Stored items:

- - -

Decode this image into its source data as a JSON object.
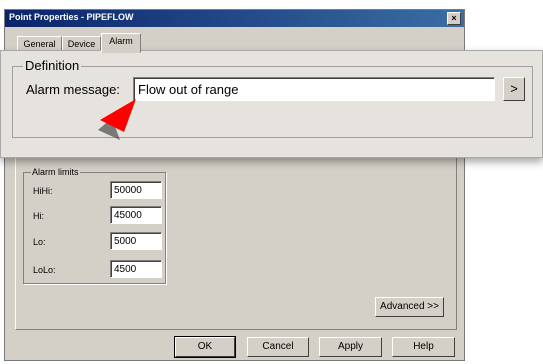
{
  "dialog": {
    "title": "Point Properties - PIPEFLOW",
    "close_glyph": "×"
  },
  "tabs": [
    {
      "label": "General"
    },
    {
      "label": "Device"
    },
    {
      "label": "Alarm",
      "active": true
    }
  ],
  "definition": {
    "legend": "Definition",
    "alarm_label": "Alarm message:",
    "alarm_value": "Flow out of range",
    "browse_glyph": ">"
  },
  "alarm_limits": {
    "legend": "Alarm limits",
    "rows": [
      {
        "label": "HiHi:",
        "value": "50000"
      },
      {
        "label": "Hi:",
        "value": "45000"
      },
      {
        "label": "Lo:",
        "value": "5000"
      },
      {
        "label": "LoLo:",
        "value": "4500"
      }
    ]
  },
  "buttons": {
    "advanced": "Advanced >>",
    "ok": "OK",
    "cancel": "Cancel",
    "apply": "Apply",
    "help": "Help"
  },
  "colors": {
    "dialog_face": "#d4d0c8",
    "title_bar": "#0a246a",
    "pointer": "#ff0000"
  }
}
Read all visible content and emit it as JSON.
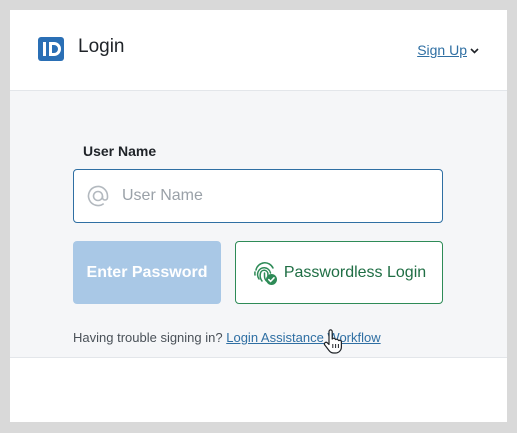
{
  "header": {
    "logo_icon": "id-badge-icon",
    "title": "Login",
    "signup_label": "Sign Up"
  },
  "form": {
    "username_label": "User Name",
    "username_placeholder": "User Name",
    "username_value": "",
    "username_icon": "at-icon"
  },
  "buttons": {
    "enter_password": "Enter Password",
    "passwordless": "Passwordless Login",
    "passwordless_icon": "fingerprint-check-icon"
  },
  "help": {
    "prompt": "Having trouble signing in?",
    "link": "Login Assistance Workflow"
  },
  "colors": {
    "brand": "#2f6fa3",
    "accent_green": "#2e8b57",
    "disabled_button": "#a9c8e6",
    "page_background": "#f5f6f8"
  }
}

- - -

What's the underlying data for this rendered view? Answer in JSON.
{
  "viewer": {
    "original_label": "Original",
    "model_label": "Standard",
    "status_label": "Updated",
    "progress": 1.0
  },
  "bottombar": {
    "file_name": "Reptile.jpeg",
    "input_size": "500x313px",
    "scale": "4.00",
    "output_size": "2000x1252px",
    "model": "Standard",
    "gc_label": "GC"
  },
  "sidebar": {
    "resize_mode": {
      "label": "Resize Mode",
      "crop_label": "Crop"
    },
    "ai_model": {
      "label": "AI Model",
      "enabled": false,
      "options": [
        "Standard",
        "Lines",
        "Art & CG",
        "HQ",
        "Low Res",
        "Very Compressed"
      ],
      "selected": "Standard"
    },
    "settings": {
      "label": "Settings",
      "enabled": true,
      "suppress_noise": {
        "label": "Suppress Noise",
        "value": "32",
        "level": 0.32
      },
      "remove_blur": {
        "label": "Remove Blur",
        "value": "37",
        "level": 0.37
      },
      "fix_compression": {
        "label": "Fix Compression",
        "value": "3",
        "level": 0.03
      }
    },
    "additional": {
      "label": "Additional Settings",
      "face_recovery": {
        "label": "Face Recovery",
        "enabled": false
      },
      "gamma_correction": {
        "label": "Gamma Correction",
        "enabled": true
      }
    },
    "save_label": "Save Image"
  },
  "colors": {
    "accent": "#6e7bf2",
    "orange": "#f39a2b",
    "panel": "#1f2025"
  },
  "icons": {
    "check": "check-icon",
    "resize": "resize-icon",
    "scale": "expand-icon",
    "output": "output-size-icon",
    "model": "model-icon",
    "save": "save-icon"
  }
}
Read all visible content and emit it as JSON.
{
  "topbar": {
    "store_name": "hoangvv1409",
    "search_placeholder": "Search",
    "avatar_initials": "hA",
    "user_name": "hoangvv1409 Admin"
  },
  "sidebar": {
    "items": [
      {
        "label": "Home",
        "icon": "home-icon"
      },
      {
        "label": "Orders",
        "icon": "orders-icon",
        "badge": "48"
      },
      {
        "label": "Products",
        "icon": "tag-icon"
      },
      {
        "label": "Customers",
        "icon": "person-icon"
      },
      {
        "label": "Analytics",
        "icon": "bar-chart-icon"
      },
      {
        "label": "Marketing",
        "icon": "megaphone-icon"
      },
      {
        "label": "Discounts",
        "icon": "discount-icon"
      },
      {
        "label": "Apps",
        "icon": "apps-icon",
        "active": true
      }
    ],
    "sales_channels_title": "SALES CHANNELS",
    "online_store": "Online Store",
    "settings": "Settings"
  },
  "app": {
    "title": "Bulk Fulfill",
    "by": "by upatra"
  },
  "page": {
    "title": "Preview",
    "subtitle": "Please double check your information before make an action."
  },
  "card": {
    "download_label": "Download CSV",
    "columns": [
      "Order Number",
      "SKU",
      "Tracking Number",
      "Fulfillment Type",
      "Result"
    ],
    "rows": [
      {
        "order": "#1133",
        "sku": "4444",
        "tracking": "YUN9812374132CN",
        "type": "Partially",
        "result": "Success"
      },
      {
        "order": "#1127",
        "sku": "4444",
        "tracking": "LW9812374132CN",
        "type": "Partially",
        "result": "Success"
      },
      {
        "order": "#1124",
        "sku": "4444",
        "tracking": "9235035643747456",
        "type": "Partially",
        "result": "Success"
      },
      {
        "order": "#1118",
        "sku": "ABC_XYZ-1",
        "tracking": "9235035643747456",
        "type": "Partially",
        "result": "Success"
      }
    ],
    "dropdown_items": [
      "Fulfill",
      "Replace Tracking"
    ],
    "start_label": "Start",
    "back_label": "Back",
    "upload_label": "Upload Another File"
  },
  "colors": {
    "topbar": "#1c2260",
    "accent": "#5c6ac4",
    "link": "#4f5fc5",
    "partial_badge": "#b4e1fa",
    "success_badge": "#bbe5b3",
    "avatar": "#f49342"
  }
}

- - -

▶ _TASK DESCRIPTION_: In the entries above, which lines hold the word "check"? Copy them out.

▶ _TASK RESULT_:
    "passwordless_icon": "fingerprint-check-icon"
    "check": "check-icon",
    "subtitle": "Please double check your information before make an action."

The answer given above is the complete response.